An increasing body of literature supports the hypothesis that Interferon-ß-mediated changes in the production and activities of the ImmunoRegulatory Cytokines IL-12 and IL-10 are important to the therapeutic benefits of Interferon-ß in Multiple Sclerosis.
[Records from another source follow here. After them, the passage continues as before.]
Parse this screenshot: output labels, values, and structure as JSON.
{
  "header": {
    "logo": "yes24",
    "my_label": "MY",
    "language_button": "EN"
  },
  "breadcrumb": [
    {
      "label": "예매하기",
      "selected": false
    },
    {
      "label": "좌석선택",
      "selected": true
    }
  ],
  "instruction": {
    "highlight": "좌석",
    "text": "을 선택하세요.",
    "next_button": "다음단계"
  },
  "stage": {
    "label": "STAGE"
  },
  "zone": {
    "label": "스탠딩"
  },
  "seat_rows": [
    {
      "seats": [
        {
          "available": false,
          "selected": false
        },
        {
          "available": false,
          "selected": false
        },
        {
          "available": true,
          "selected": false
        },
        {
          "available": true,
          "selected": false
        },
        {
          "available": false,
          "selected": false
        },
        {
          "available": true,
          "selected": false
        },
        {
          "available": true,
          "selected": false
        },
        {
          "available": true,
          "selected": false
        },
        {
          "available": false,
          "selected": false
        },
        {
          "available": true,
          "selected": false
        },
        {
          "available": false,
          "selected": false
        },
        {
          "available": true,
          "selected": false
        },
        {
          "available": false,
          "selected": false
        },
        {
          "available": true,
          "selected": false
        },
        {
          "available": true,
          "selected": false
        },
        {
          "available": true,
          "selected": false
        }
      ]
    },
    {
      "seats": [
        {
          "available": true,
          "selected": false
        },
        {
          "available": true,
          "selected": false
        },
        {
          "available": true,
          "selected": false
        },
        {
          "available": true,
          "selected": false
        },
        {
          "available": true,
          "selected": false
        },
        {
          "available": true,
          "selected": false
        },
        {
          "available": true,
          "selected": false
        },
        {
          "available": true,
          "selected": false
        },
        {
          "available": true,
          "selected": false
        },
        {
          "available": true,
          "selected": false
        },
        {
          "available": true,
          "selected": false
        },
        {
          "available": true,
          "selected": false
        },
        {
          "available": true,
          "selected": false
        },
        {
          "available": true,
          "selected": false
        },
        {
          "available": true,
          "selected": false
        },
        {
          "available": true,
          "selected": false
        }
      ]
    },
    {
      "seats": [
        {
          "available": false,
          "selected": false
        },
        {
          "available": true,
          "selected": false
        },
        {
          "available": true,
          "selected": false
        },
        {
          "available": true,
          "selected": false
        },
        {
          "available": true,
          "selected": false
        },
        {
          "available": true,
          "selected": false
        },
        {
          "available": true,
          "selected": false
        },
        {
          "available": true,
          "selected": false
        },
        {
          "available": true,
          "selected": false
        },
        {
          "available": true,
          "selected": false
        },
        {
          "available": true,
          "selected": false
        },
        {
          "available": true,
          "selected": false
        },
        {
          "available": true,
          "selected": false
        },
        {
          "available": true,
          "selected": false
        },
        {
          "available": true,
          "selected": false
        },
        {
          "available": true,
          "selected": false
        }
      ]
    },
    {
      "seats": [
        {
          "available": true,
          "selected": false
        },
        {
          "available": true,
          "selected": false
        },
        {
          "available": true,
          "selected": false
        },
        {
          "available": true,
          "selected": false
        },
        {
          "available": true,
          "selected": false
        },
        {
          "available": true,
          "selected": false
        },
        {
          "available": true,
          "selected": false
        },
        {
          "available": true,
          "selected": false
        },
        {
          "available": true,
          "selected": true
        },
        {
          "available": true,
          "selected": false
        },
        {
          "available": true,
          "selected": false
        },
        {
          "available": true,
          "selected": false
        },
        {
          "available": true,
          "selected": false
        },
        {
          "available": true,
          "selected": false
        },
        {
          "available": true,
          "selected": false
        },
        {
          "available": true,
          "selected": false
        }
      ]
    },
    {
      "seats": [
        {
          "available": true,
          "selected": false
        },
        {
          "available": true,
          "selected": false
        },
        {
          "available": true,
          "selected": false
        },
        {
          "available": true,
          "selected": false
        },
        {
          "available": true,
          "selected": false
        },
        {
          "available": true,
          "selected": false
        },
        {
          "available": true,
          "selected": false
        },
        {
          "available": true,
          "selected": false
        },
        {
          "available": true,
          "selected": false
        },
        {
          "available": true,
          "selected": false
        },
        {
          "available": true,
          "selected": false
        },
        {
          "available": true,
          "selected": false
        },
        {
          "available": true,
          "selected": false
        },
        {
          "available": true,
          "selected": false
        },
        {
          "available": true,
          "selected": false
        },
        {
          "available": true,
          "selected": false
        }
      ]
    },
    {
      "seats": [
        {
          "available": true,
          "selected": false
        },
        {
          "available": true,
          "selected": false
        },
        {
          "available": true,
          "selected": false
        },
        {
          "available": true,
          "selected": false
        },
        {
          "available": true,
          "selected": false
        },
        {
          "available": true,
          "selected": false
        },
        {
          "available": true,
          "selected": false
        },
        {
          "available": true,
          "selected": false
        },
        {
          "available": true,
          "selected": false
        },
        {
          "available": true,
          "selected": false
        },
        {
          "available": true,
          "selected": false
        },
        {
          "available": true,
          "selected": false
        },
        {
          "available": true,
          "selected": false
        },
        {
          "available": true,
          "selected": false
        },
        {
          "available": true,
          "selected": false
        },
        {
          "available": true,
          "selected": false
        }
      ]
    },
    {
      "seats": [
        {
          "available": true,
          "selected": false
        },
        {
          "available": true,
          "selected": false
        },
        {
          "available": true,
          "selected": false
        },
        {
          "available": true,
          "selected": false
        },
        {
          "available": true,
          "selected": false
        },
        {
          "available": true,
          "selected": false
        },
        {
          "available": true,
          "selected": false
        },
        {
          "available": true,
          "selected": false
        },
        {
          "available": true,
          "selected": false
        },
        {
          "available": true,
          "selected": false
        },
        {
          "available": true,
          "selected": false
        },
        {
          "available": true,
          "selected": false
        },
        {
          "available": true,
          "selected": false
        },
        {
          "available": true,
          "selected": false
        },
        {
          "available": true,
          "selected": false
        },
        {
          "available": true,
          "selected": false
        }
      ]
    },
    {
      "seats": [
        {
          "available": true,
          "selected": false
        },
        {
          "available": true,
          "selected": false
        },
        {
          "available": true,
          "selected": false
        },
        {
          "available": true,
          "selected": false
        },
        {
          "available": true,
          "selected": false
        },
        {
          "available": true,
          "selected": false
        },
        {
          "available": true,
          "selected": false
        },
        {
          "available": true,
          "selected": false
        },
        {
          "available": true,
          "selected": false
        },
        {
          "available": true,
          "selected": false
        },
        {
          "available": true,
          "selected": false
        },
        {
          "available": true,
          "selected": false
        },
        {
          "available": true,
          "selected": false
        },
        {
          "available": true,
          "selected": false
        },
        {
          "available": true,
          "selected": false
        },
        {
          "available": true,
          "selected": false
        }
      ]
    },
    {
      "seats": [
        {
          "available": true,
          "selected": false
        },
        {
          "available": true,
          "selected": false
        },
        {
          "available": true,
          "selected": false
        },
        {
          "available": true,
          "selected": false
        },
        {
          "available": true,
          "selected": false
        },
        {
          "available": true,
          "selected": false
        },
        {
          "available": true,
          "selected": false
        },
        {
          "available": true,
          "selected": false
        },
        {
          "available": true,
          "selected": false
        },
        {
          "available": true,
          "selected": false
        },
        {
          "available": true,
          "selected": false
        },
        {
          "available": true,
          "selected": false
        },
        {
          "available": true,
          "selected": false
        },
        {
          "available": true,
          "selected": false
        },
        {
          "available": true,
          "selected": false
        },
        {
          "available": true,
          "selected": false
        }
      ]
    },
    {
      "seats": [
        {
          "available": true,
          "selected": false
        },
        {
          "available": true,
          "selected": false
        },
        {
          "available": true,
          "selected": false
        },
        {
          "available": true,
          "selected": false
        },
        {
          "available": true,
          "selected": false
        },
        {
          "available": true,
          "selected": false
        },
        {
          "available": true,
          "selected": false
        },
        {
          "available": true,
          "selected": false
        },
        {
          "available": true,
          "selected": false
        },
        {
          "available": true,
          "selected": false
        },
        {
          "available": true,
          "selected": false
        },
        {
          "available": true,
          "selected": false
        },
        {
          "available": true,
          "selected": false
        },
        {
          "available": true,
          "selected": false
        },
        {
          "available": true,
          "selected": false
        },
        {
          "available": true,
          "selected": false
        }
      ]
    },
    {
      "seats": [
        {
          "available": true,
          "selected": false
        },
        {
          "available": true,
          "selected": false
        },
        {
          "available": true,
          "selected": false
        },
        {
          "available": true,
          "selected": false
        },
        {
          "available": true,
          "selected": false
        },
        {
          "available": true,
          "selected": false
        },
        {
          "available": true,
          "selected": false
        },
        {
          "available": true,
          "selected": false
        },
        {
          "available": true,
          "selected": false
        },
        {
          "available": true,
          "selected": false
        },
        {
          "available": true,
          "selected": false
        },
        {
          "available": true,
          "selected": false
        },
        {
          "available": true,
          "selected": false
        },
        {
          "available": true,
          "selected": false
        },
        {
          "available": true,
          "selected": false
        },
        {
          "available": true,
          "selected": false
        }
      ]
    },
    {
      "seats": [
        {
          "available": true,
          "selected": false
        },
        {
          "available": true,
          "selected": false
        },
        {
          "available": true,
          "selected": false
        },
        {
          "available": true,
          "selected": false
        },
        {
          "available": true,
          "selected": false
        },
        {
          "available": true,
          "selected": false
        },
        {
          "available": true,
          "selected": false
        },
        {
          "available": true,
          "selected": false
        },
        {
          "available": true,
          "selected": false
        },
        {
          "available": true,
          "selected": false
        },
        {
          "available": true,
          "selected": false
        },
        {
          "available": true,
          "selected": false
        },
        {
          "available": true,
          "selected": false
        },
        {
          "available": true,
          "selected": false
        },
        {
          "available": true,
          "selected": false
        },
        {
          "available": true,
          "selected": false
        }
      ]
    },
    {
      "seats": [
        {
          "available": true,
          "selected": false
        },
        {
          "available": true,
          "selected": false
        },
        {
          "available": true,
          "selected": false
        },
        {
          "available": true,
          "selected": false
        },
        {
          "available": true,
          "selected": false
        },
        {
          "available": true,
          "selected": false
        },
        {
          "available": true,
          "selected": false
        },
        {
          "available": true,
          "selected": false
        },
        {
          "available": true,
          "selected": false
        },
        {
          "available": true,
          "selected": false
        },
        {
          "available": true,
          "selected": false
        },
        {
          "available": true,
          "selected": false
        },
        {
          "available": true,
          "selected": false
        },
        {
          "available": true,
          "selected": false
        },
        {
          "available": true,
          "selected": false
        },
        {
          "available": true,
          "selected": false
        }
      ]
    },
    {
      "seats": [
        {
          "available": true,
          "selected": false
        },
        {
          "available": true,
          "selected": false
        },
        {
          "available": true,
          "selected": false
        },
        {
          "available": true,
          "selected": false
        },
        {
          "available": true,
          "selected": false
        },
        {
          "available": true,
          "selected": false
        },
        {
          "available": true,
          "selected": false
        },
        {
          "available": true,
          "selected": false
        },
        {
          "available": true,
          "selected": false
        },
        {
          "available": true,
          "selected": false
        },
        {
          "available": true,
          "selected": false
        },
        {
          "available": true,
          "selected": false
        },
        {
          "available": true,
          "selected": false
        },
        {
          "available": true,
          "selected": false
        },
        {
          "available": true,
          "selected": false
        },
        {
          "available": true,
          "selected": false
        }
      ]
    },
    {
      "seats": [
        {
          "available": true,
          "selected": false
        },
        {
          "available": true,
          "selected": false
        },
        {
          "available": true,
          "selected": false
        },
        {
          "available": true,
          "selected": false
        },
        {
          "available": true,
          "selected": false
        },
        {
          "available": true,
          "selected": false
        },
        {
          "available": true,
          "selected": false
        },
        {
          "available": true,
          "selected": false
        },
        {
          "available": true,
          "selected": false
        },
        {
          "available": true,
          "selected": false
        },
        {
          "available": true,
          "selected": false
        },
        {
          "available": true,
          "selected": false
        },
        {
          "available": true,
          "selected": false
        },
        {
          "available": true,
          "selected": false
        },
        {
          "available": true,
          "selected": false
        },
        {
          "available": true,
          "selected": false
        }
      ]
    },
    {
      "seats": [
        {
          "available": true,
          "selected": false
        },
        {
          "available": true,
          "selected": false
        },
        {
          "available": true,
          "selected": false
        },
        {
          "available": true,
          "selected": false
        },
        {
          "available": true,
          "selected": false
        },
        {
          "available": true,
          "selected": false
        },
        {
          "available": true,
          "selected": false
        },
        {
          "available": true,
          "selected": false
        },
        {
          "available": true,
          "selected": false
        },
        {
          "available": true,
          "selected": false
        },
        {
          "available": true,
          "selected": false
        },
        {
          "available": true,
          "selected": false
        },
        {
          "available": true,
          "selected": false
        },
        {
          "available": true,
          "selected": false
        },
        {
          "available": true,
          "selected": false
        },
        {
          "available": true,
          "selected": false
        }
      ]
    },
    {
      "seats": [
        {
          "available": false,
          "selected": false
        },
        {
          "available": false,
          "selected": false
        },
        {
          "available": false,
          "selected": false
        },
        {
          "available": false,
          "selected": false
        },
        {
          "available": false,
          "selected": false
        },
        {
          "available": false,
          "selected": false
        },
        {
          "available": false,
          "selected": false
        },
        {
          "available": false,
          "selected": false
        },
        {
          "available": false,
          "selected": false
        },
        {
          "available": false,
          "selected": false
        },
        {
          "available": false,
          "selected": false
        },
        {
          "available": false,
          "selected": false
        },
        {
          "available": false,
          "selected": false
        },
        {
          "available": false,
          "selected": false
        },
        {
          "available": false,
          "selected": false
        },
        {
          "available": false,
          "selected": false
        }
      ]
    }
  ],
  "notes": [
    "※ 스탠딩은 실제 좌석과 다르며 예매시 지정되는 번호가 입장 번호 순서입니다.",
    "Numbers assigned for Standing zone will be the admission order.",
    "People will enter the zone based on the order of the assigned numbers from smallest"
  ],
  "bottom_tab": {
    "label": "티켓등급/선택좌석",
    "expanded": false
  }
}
These data are reviewed here.



#11

Thiopalmitoylation Of Myelin Proteolipid Protein Epitopes Enhances ImmunoGenicity And Encephalitogenicity

Greer JM, Denis B, Sobel RA, Trifilieff E
J Immunol 2001 Jun 1;166(11):6907-6913
Univ of Queensland, Dept of Medicine,
Royal Brisbane Hospital, Herston, Queensland, Australia, and Centre National de la Recherche Scientifique,
Universite Louis Pasteur, Laboratoire de Chimie Organique des Substances Naturelles, Unite Mixte de Recherche 7509, Strasbourg, France; and
Stanford Univ, School of Medicine, Dept of Pathology, Stanford, CA 94305
PMID# 11359852
Abstract

ProteoLipid Protein (PLP) is the most abundant Protein of CNS Myelin, and is PostTranslationally Acylated by covalent attachment of Long Chain Fatty Acids to Cysteine residues via a Thioester linkage.

Two of the Acylation sites are within Epitopes of PLP that are Encephalitogenic in SJL/J mice (PLP(104-117) and PLP(139-151)) and against which increased Immune Responses have been detected in some Multiple Sclerosis patients.

It is known that attachment of certain types of Lipid side chains to Peptides can result in their enhanced ImmunoGenicity.

The aim of this study was to determine whether ThioAcylated PLP peptides, as occur in the native protein, are more ImmunoGenic than their NonAcylated counterparts.

And whether ThioAcylation influences the development of AutoReactivity and Experimental AutoImmune EncephaloMyelitis.

The results show that in comparison with NonAcylated Peptides, ThioAcylated PLP LipoPeptides can induce greater T-Cell and Ab responses to both the Acylated and NonAcylated Peptides.

They also enhanced the development and chronicity of Experimental AutoImmune EncephaloMyelitis.

Synthetic Peptides in which the Fatty Acid was attached via an amide linkage at the N terminus were not Encephalitogenic, and they induced greater proportions of CD8+ Cells in initial in vitro stimulation.

Therefore, the lability and the site of the linkage between the Peptide and Fatty Acid may be important for induction of Encephalitogenic CD4+ T-Cells.

These results suggest that Immune Responses induced by endogenous ThioAcylated LipoPeptides may contribute to the ImmunoPathogenesis of Chronic Experimental DeMyelinating Diseases and Multiple Sclerosis.



Medical Texts
Anatomy | Immune System | Lymphocytes | Meds
MHC | Movement | Cranial Nerves | Physiology


MS Glossary ThJuland's MSers' Glen - Our CyberHome Page Top The Glen's Gallery: Come & Share Our Stories MS Files MS Abstracts Site Index


Abstracts
ANS | Bladder | Cognition | Fatigue | Fluid | Genetics
Interferons | IVIG | Nitric Oxide | Optic Neuritis | Pain
Physiology | Prions | Prognosis | ReMyelinate | Steroids
Stress | Treatments | TNF | Uric Acid | Viruses



Copyright 1997 - 2011:
Permission is granted to MS Societies and all MSers to utilize information from these pages provided that no financial reward is gained and attribution is given to the author/s.